Alternative water source projects such as rainwater harvesting and facility occupant education will also be at the forefront of continued water conservation efforts.

Ultimately, the most effective aspect of the Water Program may be its holistic approach to sustainability. “We have been working with water managers to distribute information on water reduction both in the work place and the home,” said Kearney, emphasizing that water conservation is the responsibility not only of Soldiers but also of citizens.

Everyone in the Army Reserve community can help conserve our resources by remaining conscious of water use and saving water wherever possible. If we all work together, we can conserve water for our current and future missions and lessen the impact on the world’s water resources.



Water Splash

A Staff Report

The Army Reserve has reduced potable water use intensity by 42 percent since fiscal year 2007 – notably more than the 16 percent reduction goal. And, it has reduced potable water consumption by 20 percent since 2007.

These numbers indicate that the Army Reserve is successfully saving water in its operations as well as protecting the availability of natural water sources that are so vital to every military mission. While this is an inarguably significant achievement, the progress is only driving forward the efforts to conserve water.

To that end, the Army Reserve has worked with Pacific Northwest National Laboratory (PNNL) to establish the Assess, Improve and Maintain Program. According to Ms. Kate McMordie Staughton, Senior Research Engineer with PNNL, the AIM Program will help sites maintain water infrastructure at the facility level. The program targets the most common water-related practices and services including plumbing devices, landscaping and irrigation methods, vehicle wash facilities and dining facilities. “If the AIM measures are followed, sites will see reductions in water loss through leaks and wasteful practices,” said McMordie Staughton. With reduced funds for infrastructure investments, the AIM Program can potentially save fiscal resources for the Army Reserve, too, because it is focused on proactive rather than reactive measures for operations and maintenance.

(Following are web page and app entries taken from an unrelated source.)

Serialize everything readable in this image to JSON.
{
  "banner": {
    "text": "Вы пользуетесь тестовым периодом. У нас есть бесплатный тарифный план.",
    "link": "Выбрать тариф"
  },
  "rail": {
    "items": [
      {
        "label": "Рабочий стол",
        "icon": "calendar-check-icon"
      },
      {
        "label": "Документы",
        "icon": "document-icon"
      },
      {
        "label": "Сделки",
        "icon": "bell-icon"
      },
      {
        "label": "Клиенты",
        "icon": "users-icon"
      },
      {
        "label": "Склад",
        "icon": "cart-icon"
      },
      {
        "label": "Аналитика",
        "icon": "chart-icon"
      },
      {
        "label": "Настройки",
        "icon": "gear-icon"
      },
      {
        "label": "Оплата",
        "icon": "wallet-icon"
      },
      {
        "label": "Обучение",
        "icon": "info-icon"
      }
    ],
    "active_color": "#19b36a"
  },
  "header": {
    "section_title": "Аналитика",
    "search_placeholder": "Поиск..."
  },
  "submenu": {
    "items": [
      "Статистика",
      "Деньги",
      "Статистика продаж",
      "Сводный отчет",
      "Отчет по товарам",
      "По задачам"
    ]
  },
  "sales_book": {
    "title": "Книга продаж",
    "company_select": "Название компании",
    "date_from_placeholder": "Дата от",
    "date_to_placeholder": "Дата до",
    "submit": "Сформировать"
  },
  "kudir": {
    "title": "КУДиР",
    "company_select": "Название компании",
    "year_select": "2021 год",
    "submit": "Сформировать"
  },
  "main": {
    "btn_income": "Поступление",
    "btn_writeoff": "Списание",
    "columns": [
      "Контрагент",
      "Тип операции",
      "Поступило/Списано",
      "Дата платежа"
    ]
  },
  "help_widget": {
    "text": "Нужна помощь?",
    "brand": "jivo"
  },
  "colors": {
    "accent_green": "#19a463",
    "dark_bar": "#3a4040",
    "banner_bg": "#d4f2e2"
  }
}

The AIM Program will be incorporated into Building Energy Monitor (BEM) training. “The BEM Program is a perfect forum to institute critical elements of the AIM Program,” McMordie Staughton remarked. “The BEMs are the first layer of defense to ensure that equipment is operated and maintained in this fashion. BEMs are the ‘boots on the ground’ in the Army Reserve facility who can ensure that water equipment is monitored alongside energy equipment.” For instance, BEMs can easily monitor and assess plumbing devices for leaks and other maintenance issues that need to be addressed.

The AIM Program will be more than a drop in the bucket toward sustainability. Instead, the program will create a major splash in the efforts to incorporate conservation practices into daily operations throughout the Army Reserve.